► Wyoming’s “share” of the federal highway heist comprises fully 65 percent of our highway budget, whereas other states get by on an average of 40 percent. Naturally, this makes us far more vulnerable in the event the dollars decide to dwindle.
► Repairs done later instead of sooner raise costs overall, thanks to inflation, as the prices of both labor and materials continue to escalate.
► Fedzilla’s Highway Trust Fund, the source of most of the transportation allocations to the states, continues to spend more money than it steals, and there’s some real opposition in Congress to funding that shortfall through further taxes.
► Consequently, some state bureaucrats are getting worried indeed. For, unlike times in past years, WYDOT Director John Cox tells us that “this time there is not an identified funding stream in order to reauthorize the bill.” Oops.
Indeed, Mr. Cox continues, “If the (federally funded) program drops, it will sharply and deeply impact our ability to maintain the highways.”
► And, on top of all of that, WYDOT doesn’t have enough of its own money anyway. Even in the event that Fedzilla’s funds finally arrive, “the agency says it needs $64 million more a year to be able to maintain the highway system in its current state.”
So, do you think state officials are “worried” enough to question the foolishness of relying upon the instability of such “funding streams”? And do you think anyone is stepping up to the plate to suggest that maybe we should just quit relying upon those “free” federal dollars that are the root cause of this entire headache?
But the sound of crickets in that arena is somewhat deafening. To be followed by the thunderous roar of all of our “free” federal chickens coming home to roost.
BUT, we’re going to spend over $300 million to renovate the Capitol, an amount of money much larger than what WYDOT will get from the feds for an entire year, and we’re also sitting on a $2 billion bank account that isn’t even collecting enough interest to make up for Fedzilla’s destruction of our dollar through inflation.
And all of this, we were told in our last legislative session, constitutes “fiscal responsibility.”
Sure it does. And I can hear the squeals of the pigs flying over the Capitol, too.
So: What’s the answer here?

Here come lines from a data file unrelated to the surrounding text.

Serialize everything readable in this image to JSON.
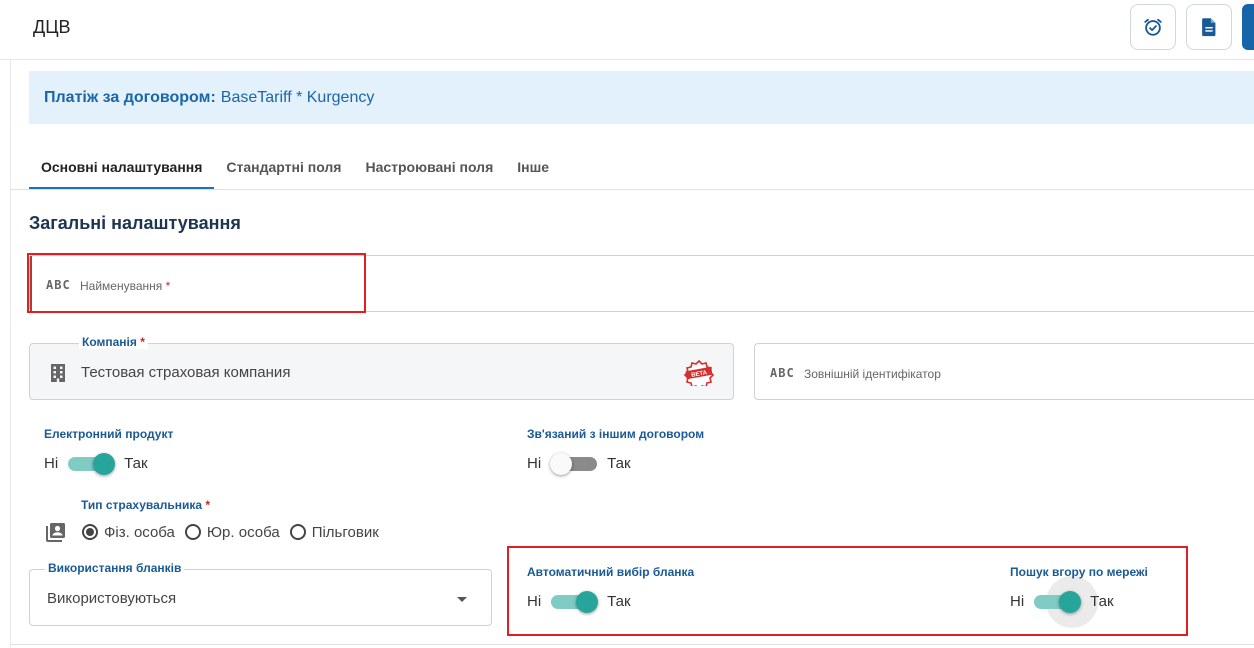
{
  "app": {
    "title": "ДЦВ"
  },
  "toolbar": {
    "alarm_icon": "alarm-check-icon",
    "document_icon": "document-icon"
  },
  "banner": {
    "label": "Платіж за договором:",
    "value": "BaseTariff * Kurgency"
  },
  "tabs": [
    {
      "label": "Основні налаштування",
      "active": true
    },
    {
      "label": "Стандартні поля"
    },
    {
      "label": "Настроювані поля"
    },
    {
      "label": "Інше"
    }
  ],
  "section": {
    "title": "Загальні налаштування"
  },
  "fields": {
    "name": {
      "icon_text": "ABC",
      "placeholder": "Найменування",
      "required": "*"
    },
    "company": {
      "label": "Компанія",
      "required": "*",
      "value": "Тестовая страховая компания",
      "badge": "BETA"
    },
    "external_id": {
      "icon_text": "ABC",
      "placeholder": "Зовнішній ідентифікатор"
    }
  },
  "toggles": {
    "electronic_product": {
      "label": "Електронний продукт",
      "off_text": "Ні",
      "on_text": "Так",
      "on": true
    },
    "linked_contract": {
      "label": "Зв'язаний з іншим договором",
      "off_text": "Ні",
      "on_text": "Так",
      "on": false
    },
    "auto_blank": {
      "label": "Автоматичний вибір бланка",
      "off_text": "Ні",
      "on_text": "Так",
      "on": true
    },
    "network_search": {
      "label": "Пошук вгору по мережі",
      "off_text": "Ні",
      "on_text": "Так",
      "on": true
    }
  },
  "insurer_type": {
    "label": "Тип страхувальника",
    "required": "*",
    "options": [
      "Фіз. особа",
      "Юр. особа",
      "Пільговик"
    ],
    "selected": "Фіз. особа"
  },
  "blanks": {
    "label": "Використання бланків",
    "value": "Використовуються"
  },
  "colors": {
    "accent": "#1a73b8",
    "toggle_on": "#26a69a",
    "highlight": "#e02020",
    "banner_bg": "#e3f1fc"
  }
}
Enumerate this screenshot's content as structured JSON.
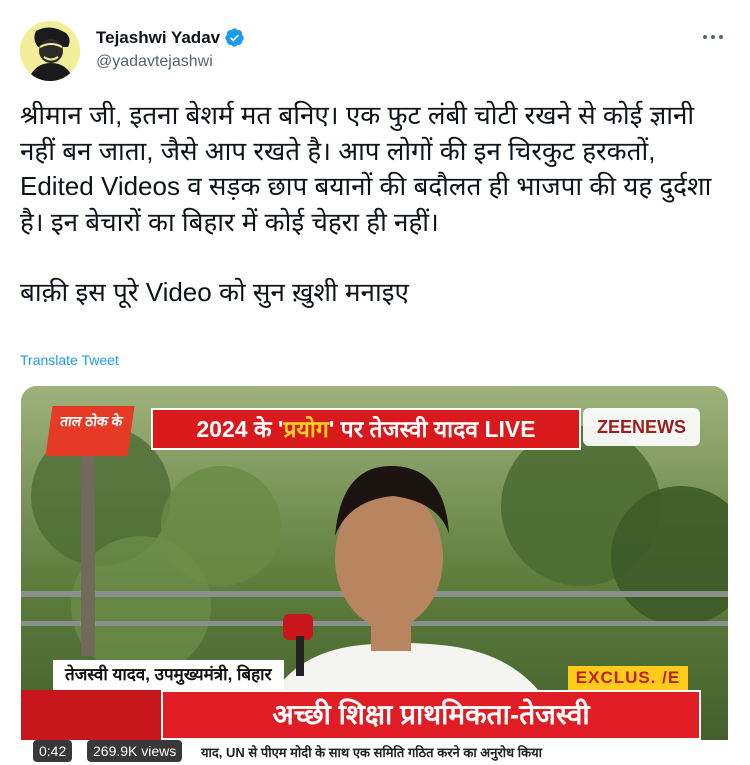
{
  "author": {
    "display_name": "Tejashwi Yadav",
    "handle": "@yadavtejashwi",
    "verified": true,
    "avatar_icon": "profile-avatar"
  },
  "menu_icon": "more-dots-icon",
  "tweet": {
    "text_line1": "श्रीमान जी, इतना बेशर्म मत बनिए। एक फुट लंबी चोटी रखने से कोई ज्ञानी नहीं बन जाता, जैसे आप रखते है। आप लोगों की इन चिरकुट हरकतों, Edited Videos व सड़क छाप बयानों की बदौलत ही भाजपा की यह दुर्दशा है। इन बेचारों का बिहार में कोई चेहरा ही नहीं।",
    "text_line2": "बाक़ी इस पूरे Video को सुन ख़ुशी मनाइए",
    "translate_label": "Translate Tweet"
  },
  "video": {
    "show_logo": "ताल ठोक के",
    "top_banner_pre": "2024 के '",
    "top_banner_highlight": "प्रयोग",
    "top_banner_post": "' पर तेजस्वी यादव LIVE",
    "channel": "ZEENEWS",
    "lower_third": "तेजस्वी यादव, उपमुख्यमंत्री, बिहार",
    "exclusive": "EXCLUS. /E",
    "headline": "अच्छी शिक्षा प्राथमिकता-तेजस्वी",
    "ticker": "याद, UN से पीएम मोदी के साथ एक समिति गठित करने का अनुरोध किया",
    "duration": "0:42",
    "views": "269.9K views"
  },
  "colors": {
    "link_blue": "#1d9bf0",
    "verified_blue": "#1d9bf0",
    "banner_red": "#d9191c",
    "muted_text": "#536471"
  }
}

First off, we need to cancel the Capitol renovation project and redirect those funds to our much-needed road repairs.
Next, we need to take whatever money is needed out of our $2 billion reserve and finish that job.
Afterwards, we need to permanently rearrange our budgetary alignments and tell Fedzilla to go stomp around somewhere else.
And, finally, we need to seriously consider outsourcing all highway maintenance to private contractors and implementing a system of user fees that are devoid of both force and political control.
Just because roads and road maintenance are essential operations doesn’t mean it’s essential that government do it. Competition and free markets would handle those operations just fine – as compared to our current catastrophe.
But that’s an idea, I’m afraid, that’s good enough to require being rammed down people’s throats.
Bradley Harrington is a computer technician and a writer who lives in Cheyenne, Wyoming; he can be reached at firstname.lastname@example.org.